In the RIAA’s 2020 year-end report, ad-supported on-demand streaming took a noticeable hit in growth, both in absolute terms and by percentage, which was chalked up to the fluky ad market caused by the onset of the pandemic. In reality, however, the growth — up 16.8% over 2019 — wasn’t too out of line with the levels of the two years prior to that, when the sector grew 15.3% in 2018 and 19.6% in 2019. But that particular revenue pot roared to much higher growth in 2021, up 46.7% to $1.76 billion — making it by far the second-largest source of revenue (behind paid subscriptions) for just the second year ever, after it nudged into that territory last year. And while it’s still dwarfed by the revenues from paid streaming — a cumulative $9.5 billion in 2021 — the fact that ad-supported on-demand revenue has nearly doubled since just 2019 (when it was $908 million) certainly bodes well, and reflects the increasing importance of revenues from the likes of YouTube, TikTok, Facebook and Spotify’s ad-supported tier.

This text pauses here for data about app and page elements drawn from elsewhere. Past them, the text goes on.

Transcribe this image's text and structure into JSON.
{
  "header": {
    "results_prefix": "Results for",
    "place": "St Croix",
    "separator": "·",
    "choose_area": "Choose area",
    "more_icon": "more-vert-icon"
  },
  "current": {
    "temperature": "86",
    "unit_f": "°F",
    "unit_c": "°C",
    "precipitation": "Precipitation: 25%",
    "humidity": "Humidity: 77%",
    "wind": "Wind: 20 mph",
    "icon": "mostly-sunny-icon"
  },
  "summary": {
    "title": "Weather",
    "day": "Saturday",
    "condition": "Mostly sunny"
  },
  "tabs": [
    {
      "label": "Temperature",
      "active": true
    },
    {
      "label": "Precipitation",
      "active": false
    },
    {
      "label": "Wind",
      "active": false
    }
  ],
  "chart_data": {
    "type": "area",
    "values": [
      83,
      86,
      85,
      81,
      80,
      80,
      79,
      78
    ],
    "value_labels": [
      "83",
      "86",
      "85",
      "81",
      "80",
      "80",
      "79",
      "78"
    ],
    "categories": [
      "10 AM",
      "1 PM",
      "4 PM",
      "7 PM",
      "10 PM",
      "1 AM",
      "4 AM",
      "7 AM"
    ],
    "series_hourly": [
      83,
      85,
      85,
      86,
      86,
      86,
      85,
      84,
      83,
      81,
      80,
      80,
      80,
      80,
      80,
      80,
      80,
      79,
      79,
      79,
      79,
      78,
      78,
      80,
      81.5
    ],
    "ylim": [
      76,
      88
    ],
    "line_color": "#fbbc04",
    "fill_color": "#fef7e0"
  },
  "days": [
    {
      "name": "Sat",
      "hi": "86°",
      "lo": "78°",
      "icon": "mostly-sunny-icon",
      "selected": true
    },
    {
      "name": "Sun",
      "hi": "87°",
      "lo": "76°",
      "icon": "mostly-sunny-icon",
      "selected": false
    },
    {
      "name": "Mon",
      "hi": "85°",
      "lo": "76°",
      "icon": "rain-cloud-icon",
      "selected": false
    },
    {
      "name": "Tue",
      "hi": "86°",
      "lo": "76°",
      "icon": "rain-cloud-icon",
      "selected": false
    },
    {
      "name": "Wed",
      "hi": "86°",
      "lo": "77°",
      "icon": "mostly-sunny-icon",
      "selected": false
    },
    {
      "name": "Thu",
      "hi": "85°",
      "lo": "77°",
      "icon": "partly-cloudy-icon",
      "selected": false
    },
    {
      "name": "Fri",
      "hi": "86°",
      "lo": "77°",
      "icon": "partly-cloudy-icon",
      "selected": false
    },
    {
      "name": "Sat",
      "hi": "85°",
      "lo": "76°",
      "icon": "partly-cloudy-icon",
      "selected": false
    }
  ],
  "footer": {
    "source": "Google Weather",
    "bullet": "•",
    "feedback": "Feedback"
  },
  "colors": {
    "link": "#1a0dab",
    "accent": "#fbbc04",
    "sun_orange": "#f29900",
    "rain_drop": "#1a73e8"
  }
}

The Amount of Vinyl Units Shipped Exploded

Another story that has been covered extensively is the growth of vinyl, and for good reason — the RIAA report says that the format passed the $1 billion revenue mark for the first time since 1986. (This writer was born in 1989.) But another story that has, also rightfully, been covered extensively of late has been the pandemic-fueled supply chain issues that have contributed — not entirely caused, but contributed — to vinyl pressing-plant delays and industry-wide frustration at the lead time required to get vinyl pressed and shipped in the past year or so. Well, another way to assess this issue is to look at production capacities as a whole: not only did vinyl revenue grow 61% over 2020, but vinyl shipments grew 67% year over year to 39.7 million units, far exceeding the 23.7 million units shipped in 2020. So, the demand is there, the production is keeping pace, but there are still issues in the industry — will we see more pressing plants begin to sprout up, or other solutions to this issue? Consider that just five years ago, in 2016, just 17.2 million units were shipped — units shipped have more than doubled in that time span and things do not appear to be slowing down. Something, surely, has got to give.

Digital’s Overall Revenue Share Actually Declined

Obviously, the story of this half-decade of growth has been a digital one: digital revenues passed physical revenues as a percentage of the business all the way back in 2011, and the gap has only widened since. But, in another quirk of the numbers this past year, digital’s percentage of overall revenues actually declined in 2021, from 90% in 2020 to 89% in 2021. That has a lot to do with the growth in vinyl and CD sales — the first time they both increased in the same year since 1996 — but is also just a factor of percentage growth: the higher you go, the harder it is to maintain those percentage growth numbers. It’s not a hugely significant change — the percentage of physical revenue went from 9.6% in 2020 to 11% even in 2021 — but we’re still talking about a couple hundred million dollars. Call it a fun trivia answer to a question that no one will ask one day.